Trapping can be an important means of reducing feral pig numbers. However, the technique is time consuming and traps are expensive to construct and maintain. This means trapping is best used either where poisoning is impractical, or as a follow-up control measure after poisoning.

The effectiveness of trapping is influenced by site selection, free-feeding, trap type and construction method, and on the behaviour of the pigs. Best results are achieved when the pigs are short of food and the trap sites have been carefully selected.

Once the decision to trap has been made, keep interference to a minimum. In particular avoid shooting and do not allow disturbance by dogs.

Trap site

Traps should be sited where pig activity is already concentrated. Examples include beside pads or resting areas, near feeding areas in crops or pasture, or close to watercourses or wallows.


Free-feeding is essential to attract pigs to the traps and should begin before the traps are constructed. A variety of foods may be offered including grain, feed pellets and fruit. Water has also proved to be attractive to feral pigs in dry conditions.

Do not start building the traps until food is regularly being taken by feral pigs. Ensure that food is being consumed by feral pigs and not by other species such as kangaroos or domestic stock. At this time restrict free-feeding to the area close to the traps. If the pigs are wary, construct the traps in stages over a few days and fix them open to allow free entry and exit to the pigs. Ensure that plenty of feed is available both outside and inside the trap. Do not ‘arm’ the traps until pigs readily enter them to feed.

Trap design and construction

Three basic trap designs are in common use. All are steel mesh live traps that the pigs enter through a one-way gate. Traps must be very robust and strongly anchored; steel mesh panels are welded or wired together and wired to star pickets driven (on an angle) securely into the ground. Bury the base of the mesh for extra security, making sure it does not keep the entrance open when the trap is armed. Roof the trap with steel mesh if the trap walls are less than 1.75m high.

Drawing of a feral pig in a trap.
Feral pig in a trap

Panel trap

This is constructed of at least four rectangular weldmesh panels that may be supported on a steel frame. Panels should be a convenient size for transport and handling. Traps are erected to form an enclosure, supported by star pickets angle-driven into the ground outside the trap at the corners and centres of the panels. Bracing with cross wires between the pickets may strengthen the trap to withstand the impact of large boars. Entry to the trap is by a side-hinged or vertical gate.

Drawing of a panel trap used for feral pig control.
Panel trap.

Box trap

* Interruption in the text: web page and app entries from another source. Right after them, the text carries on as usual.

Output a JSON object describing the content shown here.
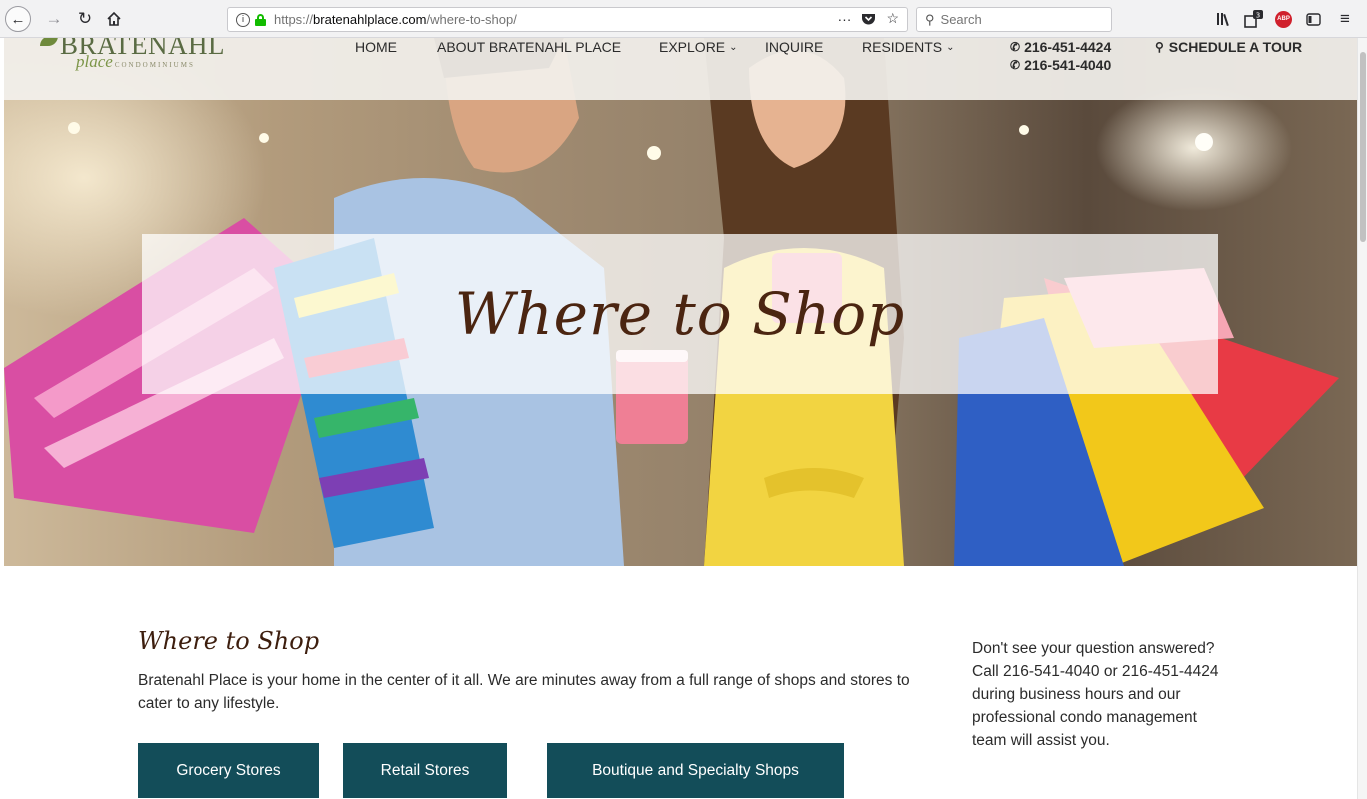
{
  "browser": {
    "url_prefix": "https://",
    "url_domain": "bratenahlplace.com",
    "url_path": "/where-to-shop/",
    "search_placeholder": "Search",
    "more_label": "···",
    "badge_count": "3"
  },
  "site": {
    "logo_main": "BRATENAHL",
    "logo_sub": "place",
    "logo_tag": "CONDOMINIUMS",
    "nav": [
      {
        "label": "HOME"
      },
      {
        "label": "ABOUT BRATENAHL PLACE"
      },
      {
        "label": "EXPLORE"
      },
      {
        "label": "INQUIRE"
      },
      {
        "label": "RESIDENTS"
      }
    ],
    "phones": [
      "216-451-4424",
      "216-541-4040"
    ],
    "tour_label": "SCHEDULE A TOUR"
  },
  "hero": {
    "title": "Where to Shop"
  },
  "content": {
    "title": "Where to Shop",
    "intro": "Bratenahl Place is your home in the center of it all. We are minutes away from a full range of shops and stores to cater to any lifestyle.",
    "buttons": [
      {
        "label": "Grocery Stores"
      },
      {
        "label": "Retail Stores"
      },
      {
        "label": "Boutique and Specialty Shops"
      }
    ],
    "aside": "Don't see your question answered? Call 216-541-4040 or 216-451-4424 during business hours and our professional condo management team will assist you."
  },
  "colors": {
    "accent": "#134d59",
    "heading": "#4b2511",
    "logo_green": "#5a6b43"
  }
}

This is a transportable cage made of weldmesh on a steel frame. It is usually small enough to be carried in the tray of a utility. Entry can be via a side-hinged or vertical gate.

Contact information

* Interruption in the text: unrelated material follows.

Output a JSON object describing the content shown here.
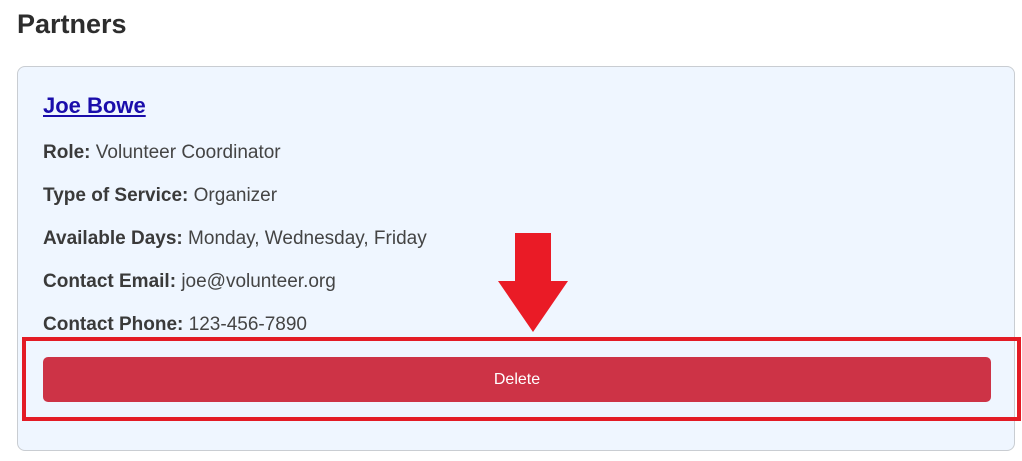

Pest and Disease Information Service (PaDIS)
+61 (0)8 9368 3080